It’s interesting, though, because in thinking about a movie like Gus Van Sant’s To Die For (1994), which was another film about teen criminals based on some real events. Van Sant though finds identification with the naive, unsophisticated kids, even in a crime of much more gravity (murder). It’s a strange thing how little empathy is afforded the kids of The Bling Ring. Maybe they genuinely don’t deserve it.
Coppola’s film operates at a semi-meta level. Paris Hilton, whose home was burgled multiple time by the crew, plays itself in the film. Hilton let Coppola and team use the actual location for shooting, an act of either sly irony or more likely just mindless self-awareness. The house features numerous rooms of furniture that include throw pillows with Hilton’s face emblazoned on it. The walls are covered in images of her as well. It’s oddly one of the most compelling aspects of the film.
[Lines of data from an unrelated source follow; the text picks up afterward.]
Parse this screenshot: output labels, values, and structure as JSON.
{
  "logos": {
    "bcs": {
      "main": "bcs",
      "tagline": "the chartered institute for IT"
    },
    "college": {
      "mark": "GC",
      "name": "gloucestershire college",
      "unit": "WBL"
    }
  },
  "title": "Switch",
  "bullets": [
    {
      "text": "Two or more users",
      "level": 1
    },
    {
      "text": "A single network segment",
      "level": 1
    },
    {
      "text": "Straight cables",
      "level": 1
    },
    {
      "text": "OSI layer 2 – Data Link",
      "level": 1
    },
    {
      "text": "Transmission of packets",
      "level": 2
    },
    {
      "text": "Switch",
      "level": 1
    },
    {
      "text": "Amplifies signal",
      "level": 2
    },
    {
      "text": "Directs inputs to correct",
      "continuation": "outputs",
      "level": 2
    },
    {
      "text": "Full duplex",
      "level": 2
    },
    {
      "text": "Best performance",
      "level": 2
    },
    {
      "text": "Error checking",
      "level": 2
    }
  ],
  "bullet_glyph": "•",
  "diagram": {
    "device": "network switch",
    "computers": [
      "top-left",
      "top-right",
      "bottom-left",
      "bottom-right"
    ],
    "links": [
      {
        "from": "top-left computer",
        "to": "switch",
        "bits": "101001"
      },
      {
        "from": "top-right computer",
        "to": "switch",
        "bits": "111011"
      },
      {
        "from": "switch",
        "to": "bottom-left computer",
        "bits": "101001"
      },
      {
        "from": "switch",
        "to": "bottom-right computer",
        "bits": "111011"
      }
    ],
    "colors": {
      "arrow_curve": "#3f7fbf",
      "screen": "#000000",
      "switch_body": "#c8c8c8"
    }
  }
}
Because in reality, these kids aren’t really so different from the young, troubled idols that they ransack. They go to the same bars and clubs, they get DUIs, they go to jail together. These kids just didn’t have insane amounts of cash to spend on expensive clothes and aren’t names that are followed by TMZ and the people who follow TMZ.
Coppola opens the film with a shot of the kids jumping a fence onto the property of one of the victims. The shot is static, like a surveillance image, though within the frame, we can see the surveillance camera poised in similar angle. Other shots are surveillance images. It’s ultimately the surveillance image that got the kids caught. And that they bragged all about their exploits.
There is a definite parallel to be found between The Bling Ring and Harmony Korine’s 2012 film Spring Breakers. They both feature gangs of four teen girls on crime sprees, girls who are obsessed with pop culture, partying, and are shallower than an epidermis. Korine’s film is utterly fictional and the crimes are worse (the cinematography is amazing), but his attitude towards his teens is equally dismissive and critical. The girls know what they did, what they did was wrong, and any repentance is simply because that is what is expected of them, not genuine.
Coming from two directors of the same generation, each seems a particular comment on “the kids of today”. They don’t identify with them, these soul-challenged hedonists.
Both films feature noted child actors playing at being bad girls. Korine had Vanessa Hudgens and Selena Gomez partying near-naked, taking drugs, having sex, flouting their images as pure young actresses with big teen followings. Coppola has Watson, a far better actress, whose role is less purely a career exorcism, but also appears taking drugs and showing a lot more skin than she ever did in the Harry Potter films.
There is probably even more to dig into in this comparison and I’m far from the first to be drawn to it.
Ultimately, Coppola’s film is also equally unsuccessful, though on different terms from Korine’s. She’s not making a near exploitation film. She’s making a cultural critique couched as a “black comedy”.
It’s easy to see why this story is so intriguing. It’s a got a whole “Pop Will Eat Itself” actuality at its core. And maybe these kids were so empty that they truly reflect the void culture with which they were obsessed. But one way or another, even if this is a discussion of surfaces of culture, there is a multitude of facets reflecting each other near endlessly, at least offering a “sense” of depth. But not even that is truly sounded out.